*** Exercise data Section Begins ***
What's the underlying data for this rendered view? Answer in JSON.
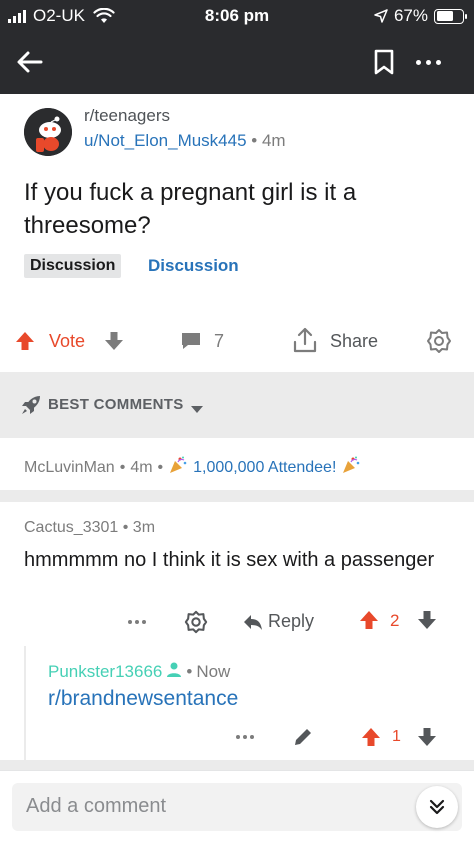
{
  "status_bar": {
    "carrier": "O2-UK",
    "time": "8:06 pm",
    "battery_percent": "67%",
    "battery_level": 0.67
  },
  "nav": {
    "back_icon": "arrow-left-icon",
    "save_icon": "bookmark-icon",
    "more_icon": "more-horizontal-icon"
  },
  "post": {
    "subreddit": "r/teenagers",
    "author": "u/Not_Elon_Musk445",
    "age": "4m",
    "title": "If you fuck a pregnant girl is it a threesome?",
    "flair_tag": "Discussion",
    "flair_link": "Discussion"
  },
  "actions": {
    "vote_label": "Vote",
    "comment_count": "7",
    "share_label": "Share"
  },
  "sort": {
    "label": "BEST COMMENTS"
  },
  "comments": [
    {
      "author": "McLuvinMan",
      "age": "4m",
      "award_text": "1,000,000 Attendee!"
    },
    {
      "author": "Cactus_3301",
      "age": "3m",
      "body": "hmmmmm no I think it is sex with a passenger",
      "reply_label": "Reply",
      "score": "2"
    },
    {
      "author": "Punkster13666",
      "age": "Now",
      "body": "r/brandnewsentance",
      "score": "1"
    }
  ],
  "composer": {
    "placeholder": "Add a comment"
  },
  "colors": {
    "upvote": "#e8492b",
    "link": "#2873b9",
    "op_author": "#46d0b5",
    "topbar": "#2a2b2e"
  }
}
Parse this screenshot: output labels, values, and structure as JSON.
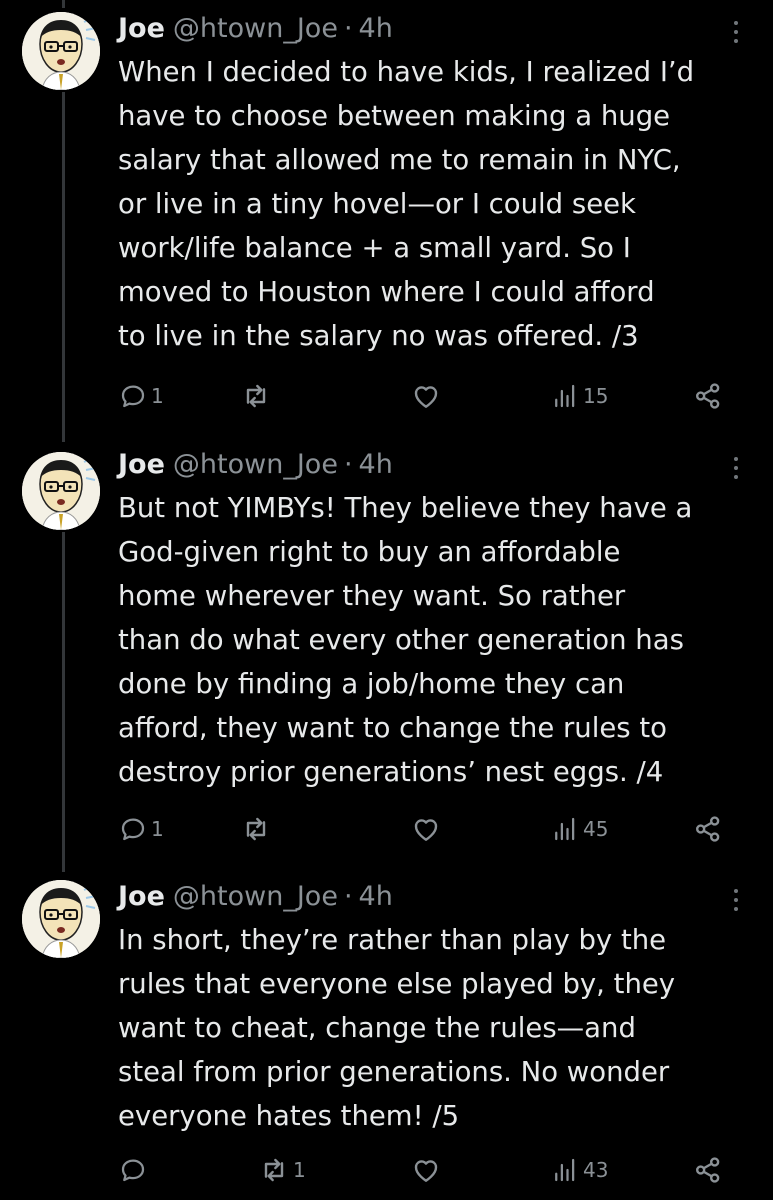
{
  "colors": {
    "background": "#000000",
    "text": "#e7e9ea",
    "muted": "#8b9196",
    "thread_line": "#333639"
  },
  "tweets": [
    {
      "name": "Joe",
      "handle": "@htown_Joe",
      "separator": "·",
      "time": "4h",
      "lines": [
        "When I decided to have kids, I realized I’d",
        "have to choose between making a huge",
        "salary that allowed me to remain in NYC,",
        "or live in a tiny hovel—or I could seek",
        "work/life balance + a small yard. So I",
        "moved to Houston where I could afford",
        "to live in the salary no was offered. /3"
      ],
      "replies": "1",
      "retweets": "",
      "likes": "",
      "views": "15"
    },
    {
      "name": "Joe",
      "handle": "@htown_Joe",
      "separator": "·",
      "time": "4h",
      "lines": [
        "But not YIMBYs! They believe they have a",
        "God-given right to buy an affordable",
        "home wherever they want. So rather",
        "than do what every other generation has",
        "done by finding a job/home they can",
        "afford, they want to change the rules to",
        "destroy prior generations’ nest eggs. /4"
      ],
      "replies": "1",
      "retweets": "",
      "likes": "",
      "views": "45"
    },
    {
      "name": "Joe",
      "handle": "@htown_Joe",
      "separator": "·",
      "time": "4h",
      "lines": [
        "In short, they’re rather than play by the",
        "rules that everyone else played by, they",
        "want to cheat, change the rules—and",
        "steal from prior generations. No wonder",
        "everyone hates them! /5"
      ],
      "replies": "",
      "retweets": "1",
      "likes": "",
      "views": "43"
    }
  ],
  "icons": {
    "reply": "reply-icon",
    "retweet": "retweet-icon",
    "like": "heart-icon",
    "views": "views-icon",
    "share": "share-icon",
    "more": "more-options-icon"
  }
}
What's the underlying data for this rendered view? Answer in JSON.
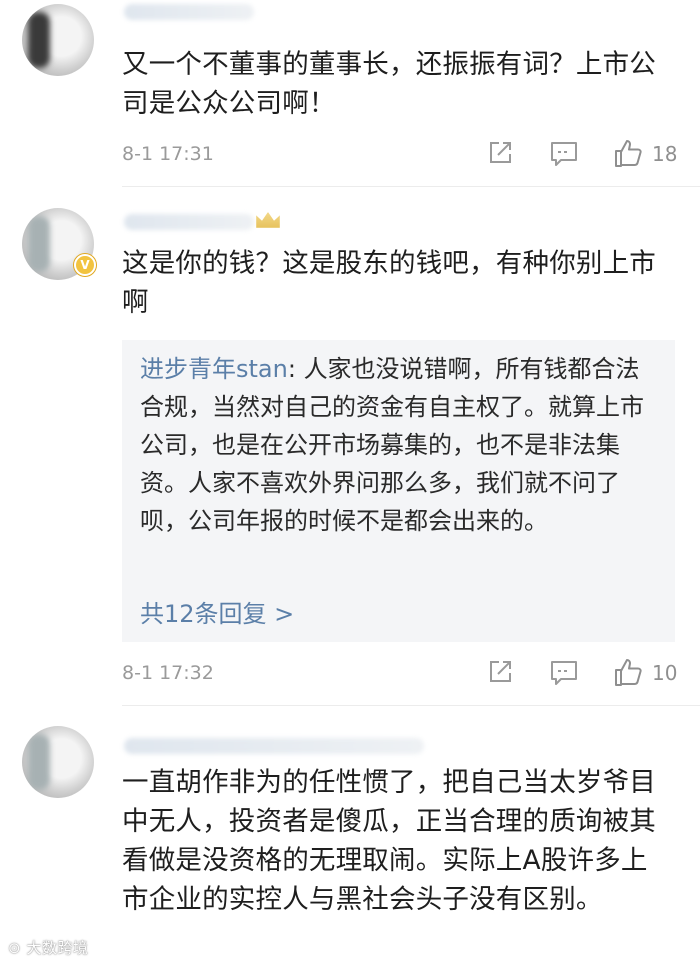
{
  "comments": [
    {
      "text": "又一个不董事的董事长，还振振有词？上市公司是公众公司啊！",
      "time": "8-1 17:31",
      "likes": "18"
    },
    {
      "text": "这是你的钱？这是股东的钱吧，有种你别上市啊",
      "time": "8-1 17:32",
      "likes": "10",
      "reply": {
        "author": "进步青年stan",
        "separator": ": ",
        "text": "人家也没说错啊，所有钱都合法合规，当然对自己的资金有自主权了。就算上市公司，也是在公开市场募集的，也不是非法集资。人家不喜欢外界问那么多，我们就不问了呗，公司年报的时候不是都会出来的。",
        "more": "共12条回复 >"
      }
    },
    {
      "text": "一直胡作非为的任性惯了，把自己当太岁爷目中无人，投资者是傻瓜，正当合理的质询被其看做是没资格的无理取闹。实际上A股许多上市企业的实控人与黑社会头子没有区别。"
    }
  ],
  "icons": {
    "share": "share-icon",
    "comment": "comment-icon",
    "like": "thumbs-up-icon",
    "verified": "verified-badge-icon"
  },
  "colors": {
    "link": "#5b7fa8",
    "meta": "#9a9a9a",
    "reply_bg": "#f4f5f7",
    "badge": "#f2c33f"
  }
}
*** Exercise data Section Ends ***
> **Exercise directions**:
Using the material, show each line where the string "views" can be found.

> **Response to the exercise**:
      "views": "15"
      "views": "45"
      "views": "43"
    "views": "views-icon",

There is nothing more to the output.